1 Syteremic is a vulgar slang common vernacular of the west-southwest branch of the lower central lowland region of the north side of the cool spring tributary of the east bank of the Welqum River, a dialect of Symeretic, which originated on the south side of the same tributary. Syteremic was spoken for about seven months by the Syterem people, a family of five that was separated from the Symeret people when the cool spring tributary flooded one hot spring day. Since the family of five consisted of four wives and one man who died of drowning in the tributary as he was attempting to flee from his family, and since the Syteremic religion did not permit widows to remarry anyone other than their original husbands or each other, and since the Syterem widows were disbursed shortly after their husband’s death, the Syteremic language was added to the long list of dead vulgar slang common vernacular languages of the west-southwest branch of the lower central lowland region of the east bank of the Welqum River.

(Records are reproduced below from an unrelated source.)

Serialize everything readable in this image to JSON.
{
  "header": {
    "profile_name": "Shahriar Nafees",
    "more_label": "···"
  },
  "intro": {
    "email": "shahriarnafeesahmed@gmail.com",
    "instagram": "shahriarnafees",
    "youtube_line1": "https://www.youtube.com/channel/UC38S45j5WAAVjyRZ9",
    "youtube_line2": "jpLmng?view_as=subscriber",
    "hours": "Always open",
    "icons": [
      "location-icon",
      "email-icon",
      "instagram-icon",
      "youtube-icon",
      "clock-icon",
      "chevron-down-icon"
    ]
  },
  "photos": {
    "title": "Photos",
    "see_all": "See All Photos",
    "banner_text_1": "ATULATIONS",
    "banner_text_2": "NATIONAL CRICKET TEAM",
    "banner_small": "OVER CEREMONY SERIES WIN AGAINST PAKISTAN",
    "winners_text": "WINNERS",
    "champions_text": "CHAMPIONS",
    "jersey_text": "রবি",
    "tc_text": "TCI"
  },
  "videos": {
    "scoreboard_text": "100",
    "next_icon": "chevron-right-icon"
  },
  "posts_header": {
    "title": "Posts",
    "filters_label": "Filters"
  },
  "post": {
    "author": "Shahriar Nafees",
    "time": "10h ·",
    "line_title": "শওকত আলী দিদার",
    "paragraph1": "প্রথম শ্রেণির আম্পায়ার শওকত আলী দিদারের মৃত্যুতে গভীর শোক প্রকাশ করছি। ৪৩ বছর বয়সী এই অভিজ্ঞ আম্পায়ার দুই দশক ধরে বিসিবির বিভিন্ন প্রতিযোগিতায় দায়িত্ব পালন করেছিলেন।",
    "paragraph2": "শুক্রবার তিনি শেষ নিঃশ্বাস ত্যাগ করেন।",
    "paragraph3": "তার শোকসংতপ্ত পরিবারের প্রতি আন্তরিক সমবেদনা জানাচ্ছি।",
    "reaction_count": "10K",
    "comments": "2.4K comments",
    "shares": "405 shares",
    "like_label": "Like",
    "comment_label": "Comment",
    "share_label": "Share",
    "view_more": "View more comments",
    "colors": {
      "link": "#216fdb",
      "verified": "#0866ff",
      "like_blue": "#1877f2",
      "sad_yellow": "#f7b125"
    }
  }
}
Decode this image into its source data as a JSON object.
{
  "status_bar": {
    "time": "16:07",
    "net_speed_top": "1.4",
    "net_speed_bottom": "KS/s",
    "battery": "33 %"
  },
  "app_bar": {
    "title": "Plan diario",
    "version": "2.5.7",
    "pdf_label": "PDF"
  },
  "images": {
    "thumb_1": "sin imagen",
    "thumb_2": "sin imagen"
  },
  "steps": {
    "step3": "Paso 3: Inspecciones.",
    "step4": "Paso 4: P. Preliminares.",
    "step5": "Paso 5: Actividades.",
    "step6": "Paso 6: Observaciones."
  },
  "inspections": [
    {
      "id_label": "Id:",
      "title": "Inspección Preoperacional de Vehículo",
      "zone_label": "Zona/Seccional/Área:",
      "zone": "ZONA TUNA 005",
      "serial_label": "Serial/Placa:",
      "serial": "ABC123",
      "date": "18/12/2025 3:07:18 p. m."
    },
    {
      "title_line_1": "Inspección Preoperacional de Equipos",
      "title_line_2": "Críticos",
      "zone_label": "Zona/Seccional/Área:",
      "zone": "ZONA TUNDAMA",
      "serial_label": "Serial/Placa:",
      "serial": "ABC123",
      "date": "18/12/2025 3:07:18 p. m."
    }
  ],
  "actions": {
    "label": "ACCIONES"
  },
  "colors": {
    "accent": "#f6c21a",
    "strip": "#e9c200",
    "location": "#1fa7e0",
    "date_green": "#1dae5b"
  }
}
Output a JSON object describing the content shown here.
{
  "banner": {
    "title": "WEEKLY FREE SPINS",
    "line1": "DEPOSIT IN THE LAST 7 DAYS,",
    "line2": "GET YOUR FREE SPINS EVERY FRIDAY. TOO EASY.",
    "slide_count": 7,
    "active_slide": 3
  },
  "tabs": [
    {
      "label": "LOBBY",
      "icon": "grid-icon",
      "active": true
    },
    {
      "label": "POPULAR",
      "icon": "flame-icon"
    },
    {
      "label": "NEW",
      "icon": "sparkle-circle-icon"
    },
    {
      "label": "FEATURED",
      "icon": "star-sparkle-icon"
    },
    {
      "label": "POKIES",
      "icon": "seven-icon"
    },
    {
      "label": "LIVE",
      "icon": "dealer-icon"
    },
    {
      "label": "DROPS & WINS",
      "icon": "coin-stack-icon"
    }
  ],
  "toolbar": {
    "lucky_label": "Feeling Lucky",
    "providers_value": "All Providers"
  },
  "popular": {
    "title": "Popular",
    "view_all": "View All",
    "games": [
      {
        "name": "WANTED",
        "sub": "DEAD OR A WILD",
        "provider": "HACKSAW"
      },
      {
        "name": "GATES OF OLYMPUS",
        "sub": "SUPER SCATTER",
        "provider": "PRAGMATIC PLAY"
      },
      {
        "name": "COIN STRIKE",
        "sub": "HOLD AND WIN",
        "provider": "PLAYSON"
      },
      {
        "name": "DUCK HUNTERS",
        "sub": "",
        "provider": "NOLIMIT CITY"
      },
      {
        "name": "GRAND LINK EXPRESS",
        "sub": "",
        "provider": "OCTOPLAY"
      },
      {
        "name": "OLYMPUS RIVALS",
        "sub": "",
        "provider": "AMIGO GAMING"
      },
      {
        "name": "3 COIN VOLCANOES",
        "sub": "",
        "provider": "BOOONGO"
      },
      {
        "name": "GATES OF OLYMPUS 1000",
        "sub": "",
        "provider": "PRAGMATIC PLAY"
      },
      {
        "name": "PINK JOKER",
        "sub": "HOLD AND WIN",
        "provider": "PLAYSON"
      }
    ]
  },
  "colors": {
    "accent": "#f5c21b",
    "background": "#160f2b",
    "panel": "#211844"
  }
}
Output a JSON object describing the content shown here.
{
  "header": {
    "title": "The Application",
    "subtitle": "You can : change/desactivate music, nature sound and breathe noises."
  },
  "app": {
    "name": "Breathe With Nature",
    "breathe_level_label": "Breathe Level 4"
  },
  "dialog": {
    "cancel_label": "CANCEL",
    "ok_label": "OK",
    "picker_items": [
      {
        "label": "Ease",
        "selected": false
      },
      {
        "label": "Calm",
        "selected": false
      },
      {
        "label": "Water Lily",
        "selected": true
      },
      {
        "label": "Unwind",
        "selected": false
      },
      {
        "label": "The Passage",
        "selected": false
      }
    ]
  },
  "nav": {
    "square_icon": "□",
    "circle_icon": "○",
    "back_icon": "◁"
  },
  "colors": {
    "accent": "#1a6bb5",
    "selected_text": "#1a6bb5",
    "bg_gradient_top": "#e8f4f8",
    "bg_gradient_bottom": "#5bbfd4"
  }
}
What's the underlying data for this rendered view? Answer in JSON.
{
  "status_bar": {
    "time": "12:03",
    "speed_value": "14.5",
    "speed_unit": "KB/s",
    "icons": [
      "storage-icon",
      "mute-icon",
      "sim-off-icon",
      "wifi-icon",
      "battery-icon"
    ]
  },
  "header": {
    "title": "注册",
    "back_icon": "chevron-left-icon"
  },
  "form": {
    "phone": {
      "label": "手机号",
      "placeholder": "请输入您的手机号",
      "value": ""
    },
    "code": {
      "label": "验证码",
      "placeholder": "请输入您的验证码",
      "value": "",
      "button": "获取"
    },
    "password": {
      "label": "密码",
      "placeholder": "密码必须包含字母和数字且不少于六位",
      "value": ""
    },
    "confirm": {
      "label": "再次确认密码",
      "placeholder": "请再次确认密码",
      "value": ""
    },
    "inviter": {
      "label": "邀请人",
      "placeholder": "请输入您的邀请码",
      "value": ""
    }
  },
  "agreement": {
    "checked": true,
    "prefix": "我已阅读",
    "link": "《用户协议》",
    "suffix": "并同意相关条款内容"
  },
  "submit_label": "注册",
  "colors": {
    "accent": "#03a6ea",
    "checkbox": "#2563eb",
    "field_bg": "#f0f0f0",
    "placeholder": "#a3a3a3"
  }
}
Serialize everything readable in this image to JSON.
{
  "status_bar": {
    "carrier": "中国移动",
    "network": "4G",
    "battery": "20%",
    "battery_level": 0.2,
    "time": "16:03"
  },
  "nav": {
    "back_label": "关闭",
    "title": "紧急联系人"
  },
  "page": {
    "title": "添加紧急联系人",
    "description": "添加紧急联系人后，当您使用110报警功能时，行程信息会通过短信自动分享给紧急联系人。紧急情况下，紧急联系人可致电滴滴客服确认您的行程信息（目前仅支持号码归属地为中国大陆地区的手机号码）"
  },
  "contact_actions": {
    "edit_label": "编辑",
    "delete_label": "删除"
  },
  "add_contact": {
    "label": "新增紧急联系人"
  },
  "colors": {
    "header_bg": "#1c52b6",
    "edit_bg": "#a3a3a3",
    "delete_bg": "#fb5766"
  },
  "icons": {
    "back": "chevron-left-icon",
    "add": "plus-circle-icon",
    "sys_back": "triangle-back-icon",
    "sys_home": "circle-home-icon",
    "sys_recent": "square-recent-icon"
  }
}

2 Brackets with ellipses represent gaps in the original manuscript. Unlike most other ancient manuscripts that had holes due to normal deterioration of the papyrus, holes in ancient Syteremic manuscripts were often made by a frustrated writer.
3 The “Lord” in the Secret Gospel of Keith is never identified as Jesus, and this has proven to be a major center of debate, especially among German scholars. For the affirmative identification of “the Lord” with Jesus, see Reinhardt Vardt, “Doch, der Herr des Keith ist der Herr” Gelos Hagios 3.1 (2004): 4–5. For arguments that distinguish “the Lord” from Jesus, see, Friewie Nichtig, “Herrlich, aber kein Herr: Jesus und der Herr des Keith (Eine Antwort auf Vardt),” Gelos Hagios 3.2 (2004): 29–31. For a mediating position, see Karl-Heinz Unsicher, “Es ist mir egal: Nocheinmal der ‘Herr des Keith’,” Gelos Hagios 3.3 (2004): 97–98.
4 The Syteremic word “dove” may also be translated “cauliflower.”
5 This line of the manuscript had been erased and rewritten so many times that it proved impossible to reconstruct the text with any degree of reliability. However, a conjectural reconstruction of the text has been offered by Helmut-Barth Krapsaan as follows: “Thi[s] space [has] been [in]tentionally left [b]lank” (“The Thirteenth Line of the Secret Gospel of Keith,” in Unlucky Thirteen from Judas to Jamestown [Grand Rapids, Minn.: J. Garland Press, 2005], 13).
6 This, of course, has been the most controversial section of the Secret Gospel of Keith, as some have alleged that it suggests a previous romantic history between the Lord and Gail, sister of Keith (see Donald Braun, “Holy Broad, Holy Gail, or, ‘He Loves Me, He Loves Me Not’: The Mysterious Romance in the Secret Gospel of Keith,” Journal of Syteremic Literature 3.2 : 3–12).